The top section of each article is the head. (The rest is the body, but you may have guessed that already.)

There is a lot of useful information in the head: the name of the person who wrote the article, the date it was written and the subject of the article. That's well and nice, but there's also lots of information most people do not want to see—what systems the article has passed through before reaching you, the Message-ID, the References, etc. ad nauseam—and you'll probably want to get rid of some of those lines. If you want to keep all those lines in the article buffer, you can set gnus-show-all-headers to t.

Gnus provides you with two variables for sifting headers:

gnus-visible-headers
If this variable is non-nil, it should be a regular expression that says what headers you wish to keep in the article buffer. All headers that do not match this variable will be hidden.

For instance, if you only want to see the name of the person who wrote the article and the subject, you'd say:

          (setq gnus-visible-headers "^From:\\|^Subject:")

This variable can also be a list of regexps to match headers to remain visible.

gnus-ignored-headers
This variable is the reverse of gnus-visible-headers. If this variable is set (and gnus-visible-headers is nil), it should be a regular expression that matches all lines that you want to hide. All lines that do not match this variable will remain visible.

For instance, if you just want to get rid of the References line and the Xref line, you might say:

          (setq gnus-ignored-headers "^References:\\|^Xref:")

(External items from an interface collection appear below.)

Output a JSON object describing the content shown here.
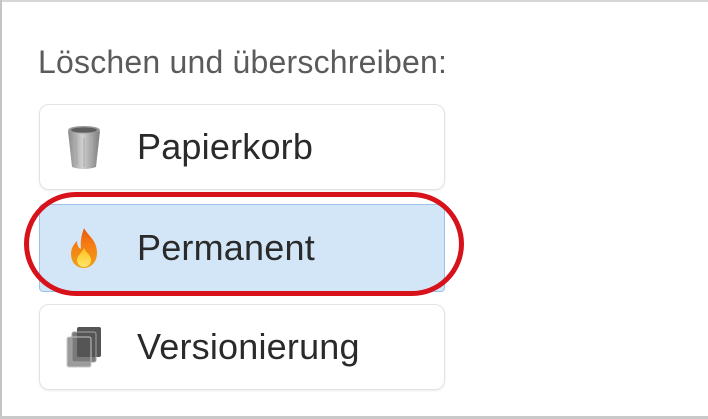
{
  "section": {
    "title": "Löschen und überschreiben:"
  },
  "options": [
    {
      "label": "Papierkorb",
      "icon": "trash-can-icon",
      "selected": false
    },
    {
      "label": "Permanent",
      "icon": "fire-icon",
      "selected": true
    },
    {
      "label": "Versionierung",
      "icon": "stacked-documents-icon",
      "selected": false
    }
  ],
  "colors": {
    "selected_background": "#d3e6f8",
    "highlight_ring": "#d8121b",
    "title_text": "#5b5b5b",
    "label_text": "#2a2a2a"
  }
}
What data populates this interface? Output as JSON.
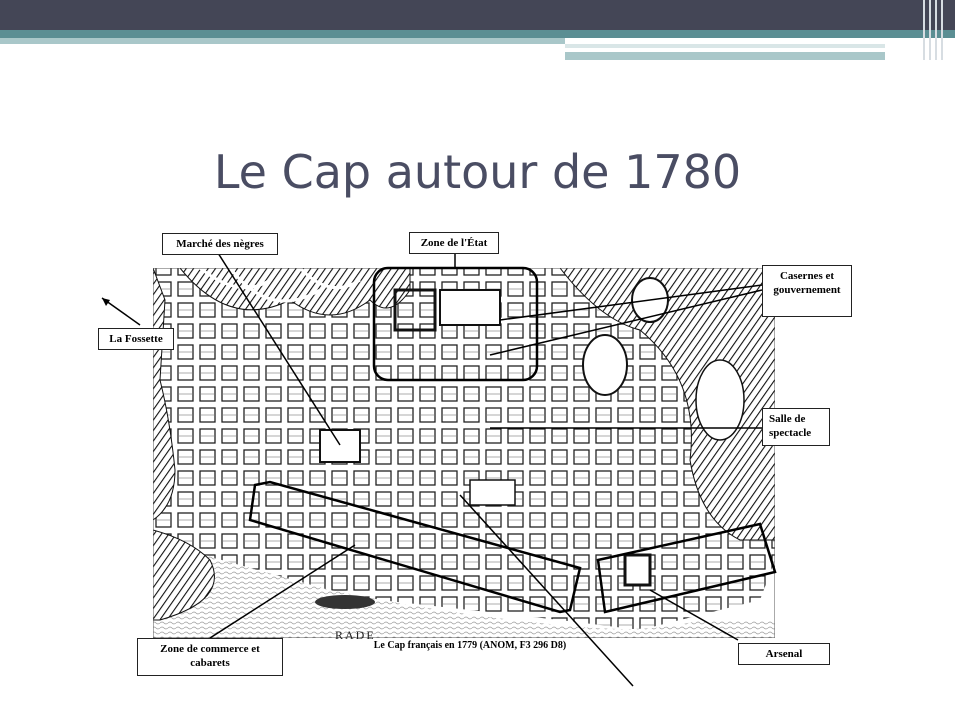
{
  "slide": {
    "title": "Le Cap autour de 1780"
  },
  "labels": {
    "marche": "Marché des nègres",
    "etat": "Zone de l'État",
    "casernes": "Casernes et gouvernement",
    "fossette": "La Fossette",
    "salle": "Salle de spectacle",
    "commerce": "Zone de commerce et cabarets",
    "arsenal": "Arsenal"
  },
  "map": {
    "caption": "Le Cap français en 1779 (ANOM, F3 296 D8)",
    "rade": "RADE"
  }
}
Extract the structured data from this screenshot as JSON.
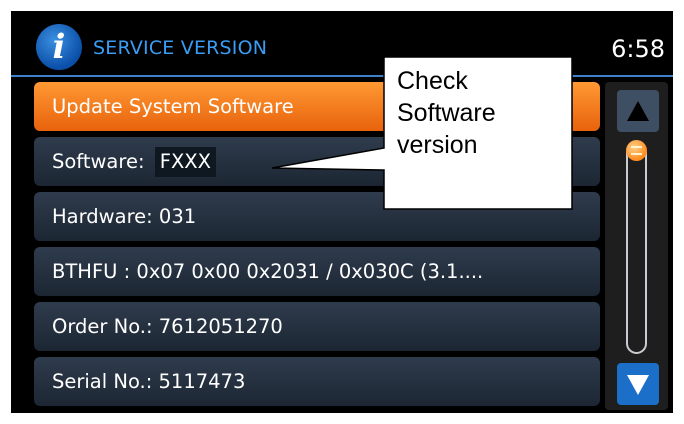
{
  "header": {
    "icon": "info-icon",
    "icon_glyph": "i",
    "title": "SERVICE VERSION",
    "clock": "6:58"
  },
  "menu": {
    "update": "Update System Software",
    "software_label": "Software:",
    "software_value": "FXXX",
    "hardware": "Hardware: 031",
    "bthfu": "BTHFU : 0x07 0x00 0x2031 / 0x030C (3.1....",
    "order": "Order No.: 7612051270",
    "serial": "Serial No.: 5117473"
  },
  "scrollbar": {
    "up_icon": "triangle-up-icon",
    "down_icon": "triangle-down-icon",
    "position": 0
  },
  "callout": {
    "lines": [
      "Check",
      "Software",
      "version"
    ]
  },
  "colors": {
    "accent": "#3a9df5",
    "active_item": "#ff8c2a",
    "item_bg": "#253141",
    "screen_bg": "#000000"
  }
}
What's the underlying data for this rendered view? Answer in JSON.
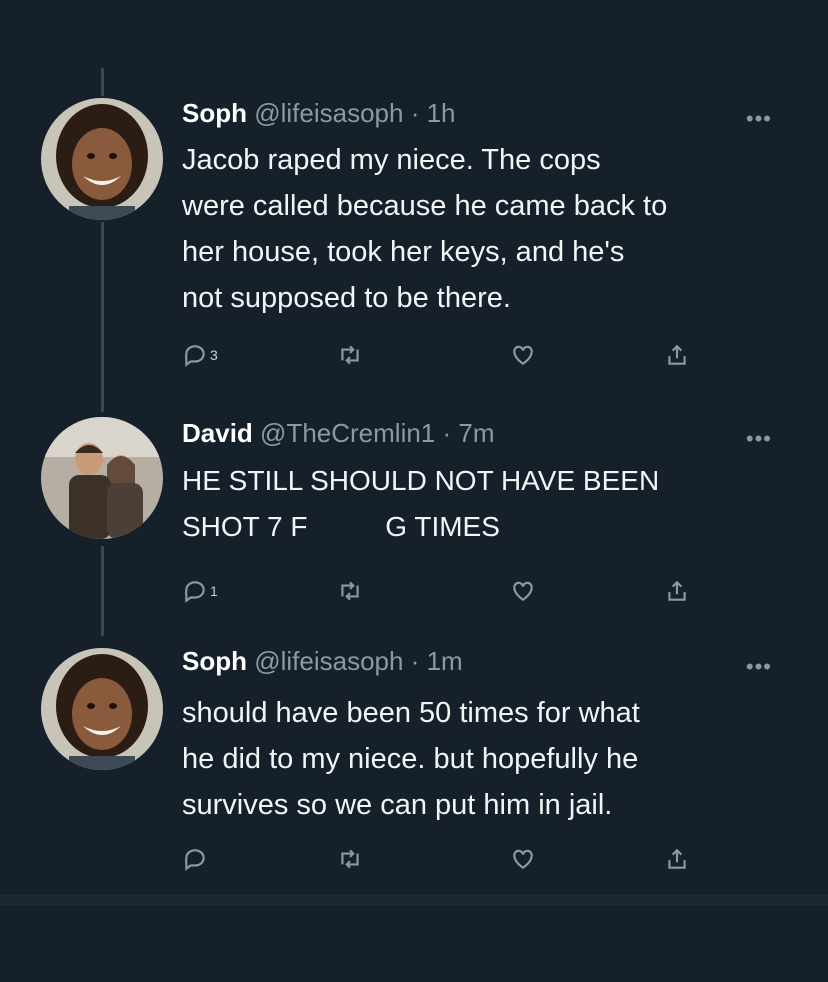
{
  "tweets": [
    {
      "name": "Soph",
      "handle": "@lifeisasoph",
      "time": "· 1h",
      "text": "Jacob raped my niece. The cops\nwere called because he came back to\nher house, took her keys, and he's\nnot supposed to be there.",
      "reply_count": "3",
      "more": "•••"
    },
    {
      "name": "David",
      "handle": "@TheCremlin1",
      "time": "· 7m",
      "text": "HE STILL SHOULD NOT HAVE BEEN\nSHOT 7 F          G TIMES",
      "reply_count": "1",
      "more": "•••"
    },
    {
      "name": "Soph",
      "handle": "@lifeisasoph",
      "time": "· 1m",
      "text": "should have been 50 times for what\nhe did to my niece. but hopefully he\nsurvives so we can put him in jail.",
      "reply_count": "",
      "more": "•••"
    }
  ],
  "icons": {
    "reply": "reply-icon",
    "retweet": "retweet-icon",
    "like": "heart-icon",
    "share": "share-icon",
    "more": "more-icon"
  },
  "colors": {
    "background": "#15202b",
    "text": "#e7e9ea",
    "secondary": "#8b98a5",
    "thread_line": "#3a4654"
  }
}
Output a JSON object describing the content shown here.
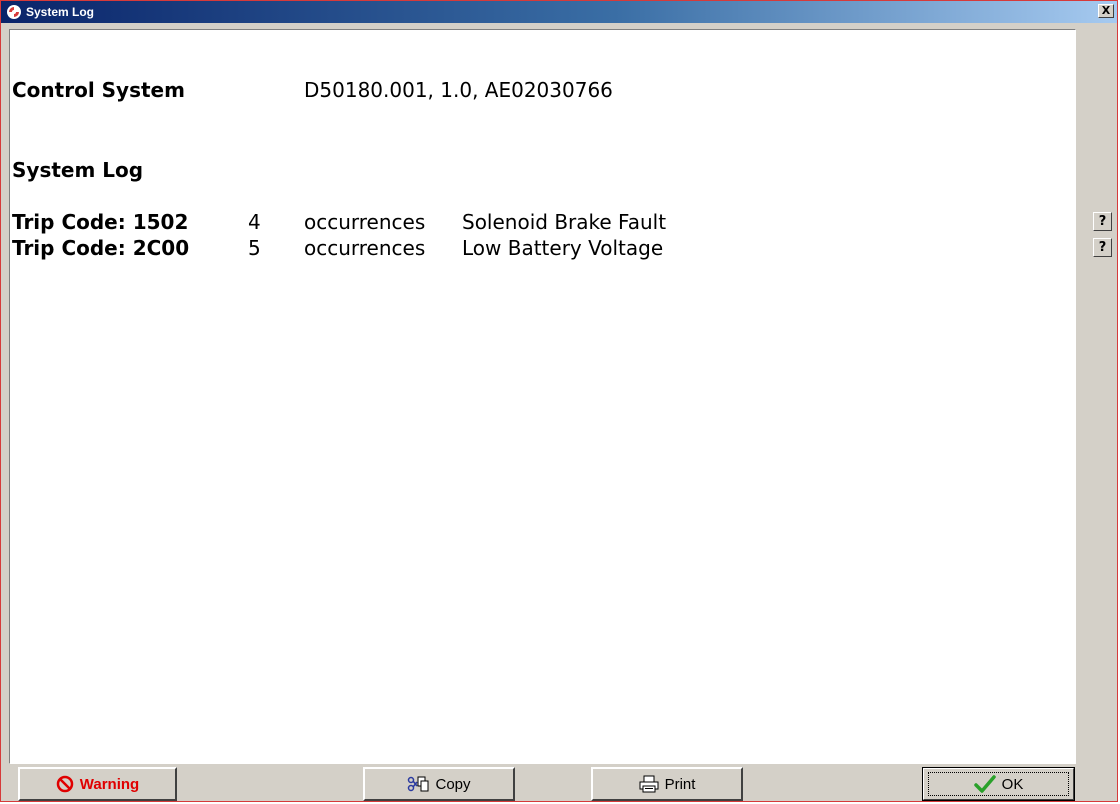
{
  "window": {
    "title": "System Log",
    "close_glyph": "X"
  },
  "log": {
    "control_system_label": "Control System",
    "control_system_value": "D50180.001, 1.0, AE02030766",
    "section_title": "System Log",
    "entries": [
      {
        "code_label": "Trip Code: 1502",
        "count": "4",
        "unit": "occurrences",
        "description": "Solenoid Brake Fault"
      },
      {
        "code_label": "Trip Code: 2C00",
        "count": "5",
        "unit": "occurrences",
        "description": "Low Battery Voltage"
      }
    ]
  },
  "side_help": [
    "?",
    "?"
  ],
  "buttons": {
    "warning": "Warning",
    "copy": "Copy",
    "print": "Print",
    "ok": "OK"
  },
  "colors": {
    "warning_text": "#e00000",
    "ok_check": "#2aa12a",
    "title_gradient_start": "#0a246a",
    "title_gradient_end": "#a6caf0"
  },
  "icons": {
    "app": "app-logo-icon",
    "warning": "prohibited-icon",
    "copy": "copy-icon",
    "print": "printer-icon",
    "ok": "checkmark-icon"
  }
}
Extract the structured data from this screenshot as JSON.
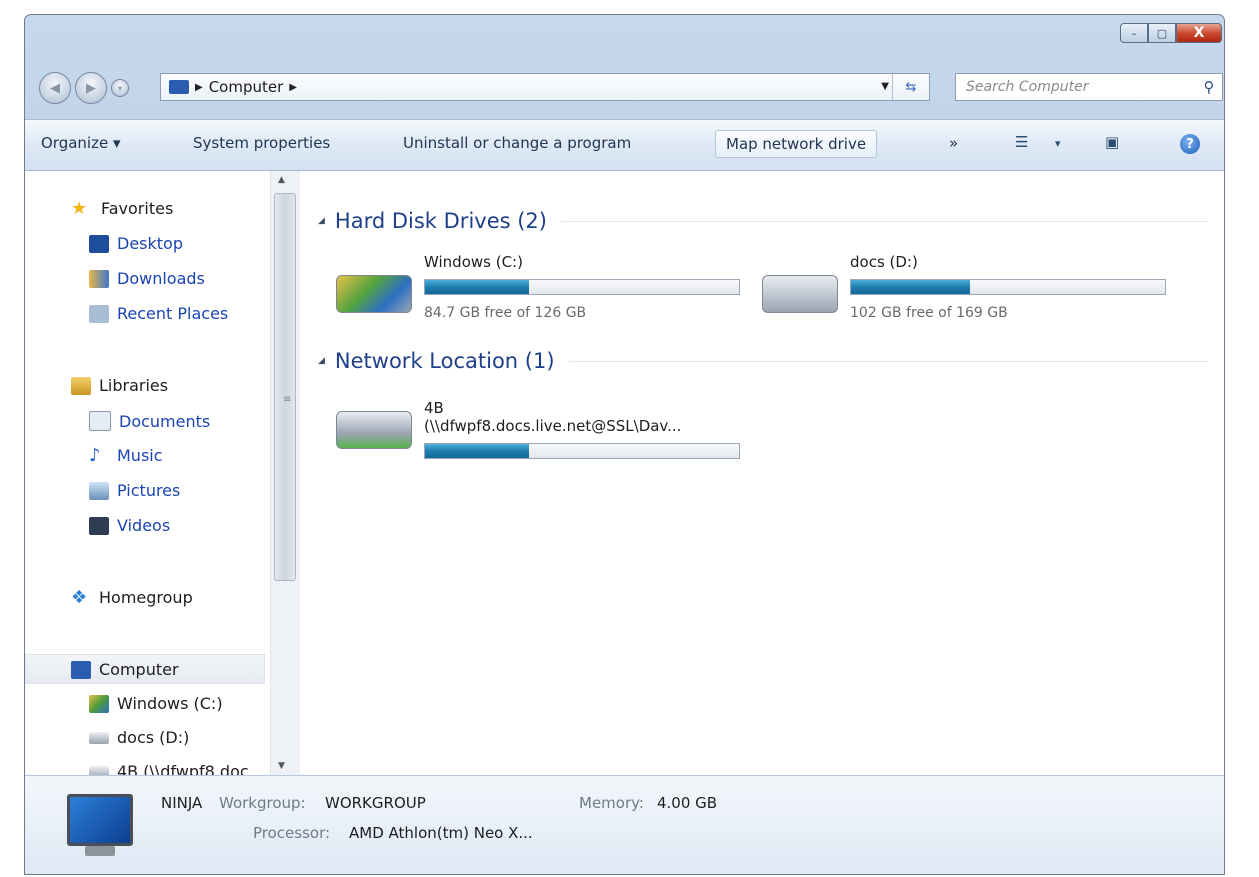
{
  "window": {
    "title_buttons": {
      "minimize": "–",
      "maximize": "▢",
      "close": "X"
    }
  },
  "address": {
    "crumbs": [
      "Computer"
    ],
    "search_placeholder": "Search Computer"
  },
  "toolbar": {
    "organize": "Organize ▾",
    "system_properties": "System properties",
    "uninstall": "Uninstall or change a program",
    "map_network": "Map network drive",
    "overflow": "»",
    "views": "▾"
  },
  "nav": {
    "favorites": "Favorites",
    "desktop": "Desktop",
    "downloads": "Downloads",
    "recent": "Recent Places",
    "libraries": "Libraries",
    "documents": "Documents",
    "music": "Music",
    "pictures": "Pictures",
    "videos": "Videos",
    "homegroup": "Homegroup",
    "computer": "Computer",
    "windows_c": "Windows (C:)",
    "docs_d": "docs (D:)",
    "net_4b": "4B (\\\\dfwpf8.doc"
  },
  "groups": {
    "hdd": "Hard Disk Drives (2)",
    "net": "Network Location (1)"
  },
  "drives": {
    "c": {
      "name": "Windows (C:)",
      "free": "84.7 GB free of 126 GB",
      "used_fraction": 0.33
    },
    "d": {
      "name": "docs (D:)",
      "free": "102 GB free of 169 GB",
      "used_fraction": 0.38
    },
    "net": {
      "name": "4B",
      "path": "(\\\\dfwpf8.docs.live.net@SSL\\Dav...",
      "used_fraction": 0.33
    }
  },
  "details": {
    "computer_name": "NINJA",
    "workgroup_label": "Workgroup:",
    "workgroup_value": "WORKGROUP",
    "memory_label": "Memory:",
    "memory_value": "4.00 GB",
    "processor_label": "Processor:",
    "processor_value": "AMD Athlon(tm) Neo X..."
  }
}
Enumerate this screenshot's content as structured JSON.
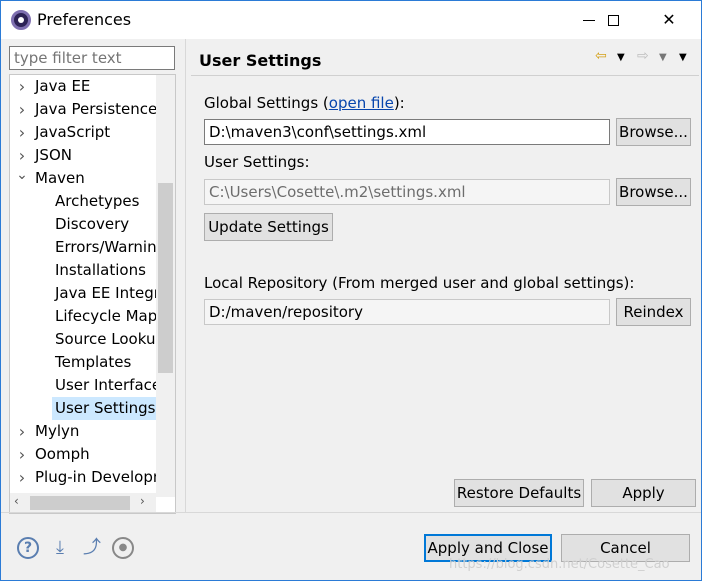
{
  "window": {
    "title": "Preferences"
  },
  "filter": {
    "placeholder": "type filter text"
  },
  "tree": {
    "items": [
      {
        "label": "Java EE",
        "indent": 0,
        "arrow": ">"
      },
      {
        "label": "Java Persistence",
        "indent": 0,
        "arrow": ">"
      },
      {
        "label": "JavaScript",
        "indent": 0,
        "arrow": ">"
      },
      {
        "label": "JSON",
        "indent": 0,
        "arrow": ">"
      },
      {
        "label": "Maven",
        "indent": 0,
        "arrow": "v"
      },
      {
        "label": "Archetypes",
        "indent": 1,
        "arrow": ""
      },
      {
        "label": "Discovery",
        "indent": 1,
        "arrow": ""
      },
      {
        "label": "Errors/Warnings",
        "indent": 1,
        "arrow": ""
      },
      {
        "label": "Installations",
        "indent": 1,
        "arrow": ""
      },
      {
        "label": "Java EE Integration",
        "indent": 1,
        "arrow": ""
      },
      {
        "label": "Lifecycle Mappings",
        "indent": 1,
        "arrow": ""
      },
      {
        "label": "Source Lookup",
        "indent": 1,
        "arrow": ""
      },
      {
        "label": "Templates",
        "indent": 1,
        "arrow": ""
      },
      {
        "label": "User Interface",
        "indent": 1,
        "arrow": ""
      },
      {
        "label": "User Settings",
        "indent": 1,
        "arrow": "",
        "selected": true
      },
      {
        "label": "Mylyn",
        "indent": 0,
        "arrow": ">"
      },
      {
        "label": "Oomph",
        "indent": 0,
        "arrow": ">"
      },
      {
        "label": "Plug-in Development",
        "indent": 0,
        "arrow": ">"
      }
    ]
  },
  "page": {
    "title": "User Settings",
    "global_label_prefix": "Global Settings (",
    "global_link": "open file",
    "global_label_suffix": "):",
    "global_value": "D:\\maven3\\conf\\settings.xml",
    "browse1": "Browse...",
    "user_label": "User Settings:",
    "user_value": "C:\\Users\\Cosette\\.m2\\settings.xml",
    "browse2": "Browse...",
    "update_button": "Update Settings",
    "local_repo_label": "Local Repository (From merged user and global settings):",
    "local_repo_value": "D:/maven/repository",
    "reindex_button": "Reindex",
    "restore_defaults": "Restore Defaults",
    "apply": "Apply"
  },
  "footer": {
    "apply_close": "Apply and Close",
    "cancel": "Cancel",
    "watermark": "https://blog.csdn.net/Cosette_Cao"
  }
}
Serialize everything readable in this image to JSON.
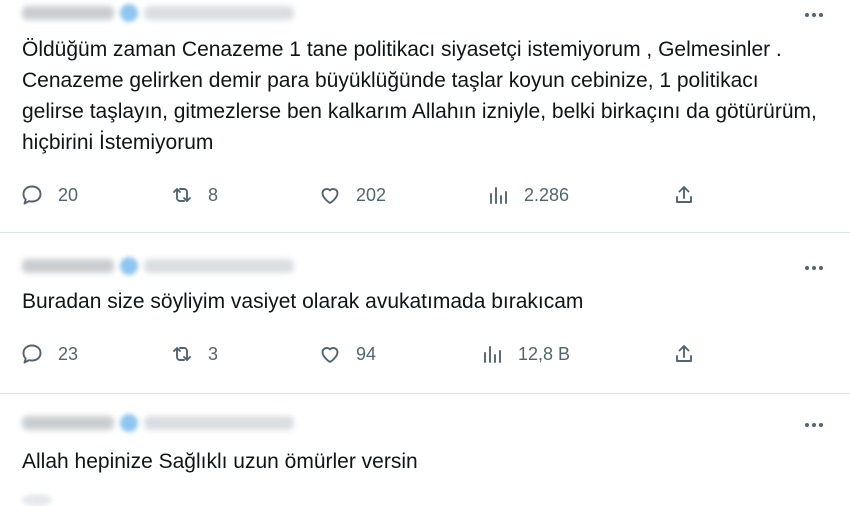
{
  "more_glyph": "•••",
  "tweets": [
    {
      "text": "Öldüğüm zaman Cenazeme  1 tane politikacı siyasetçi  istemiyorum , Gelmesinler . Cenazeme gelirken demir para büyüklüğünde taşlar koyun cebinize, 1 politikacı gelirse taşlayın, gitmezlerse ben kalkarım Allahın izniyle, belki birkaçını da götürürüm, hiçbirini İstemiyorum",
      "replies": "20",
      "retweets": "8",
      "likes": "202",
      "views": "2.286"
    },
    {
      "text": "Buradan size söyliyim vasiyet olarak avukatımada bırakıcam",
      "replies": "23",
      "retweets": "3",
      "likes": "94",
      "views": "12,8 B"
    },
    {
      "text": "Allah hepinize Sağlıklı uzun ömürler versin"
    }
  ],
  "icons": {
    "reply": "reply-icon",
    "retweet": "retweet-icon",
    "like": "heart-icon",
    "views": "views-icon",
    "share": "share-icon",
    "more": "more-icon",
    "verified": "verified-badge-icon"
  }
}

This variable can also be a list of regexps to match headers to be removed.

Note that if gnus-visible-headers is non-nil, this variable will have no effect.

Gnus can also sort the headers for you. (It does this by default.) You can control the sorting by setting the gnus-sorted-header-list variable. It is a list of regular expressions that says in what order the headers are to be displayed.

For instance, if you want the name of the author of the article first, and then the subject, you might say something like:

     (setq gnus-sorted-header-list '("^From:" "^Subject:"))

Any headers that are to remain visible, but are not listed in this variable, will be displayed in random order after all the headers listed in this variable.

You can hide further boring headers by setting gnus-treat-hide-boring-headers to head. What this function does depends on the gnus-boring-article-headers variable. It's a list, but this list doesn't actually contain header names. Instead it lists various boring conditions that Gnus can check and remove from sight.

These conditions are:

empty
Remove all empty headers.
followup-to
Remove the Followup-To header if it is identical to the Newsgroups header.
reply-to
Remove the Reply-To header if it lists the same addresses as the From header, or if the broken-reply-to group parameter is set.
newsgroups
Remove the Newsgroups header if it only contains the current group name.
to-address
Remove the To header if it only contains the address identical to the current group's to-address parameter.
to-list
Remove the To header if it only contains the address identical to the current group's to-list parameter.
cc-list
Remove the Cc header if it only contains the address identical to the current group's to-list parameter.
date
Remove the Date header if the article is less than three days old.
long-to
Remove the To and/or Cc header if it is very long.
many-to
Remove all To and/or Cc headers if there are more than one.

To include these three elements, you could say something like:

     (setq gnus-boring-article-headers
           '(empty followup-to reply-to))

This is also the default value for this variable.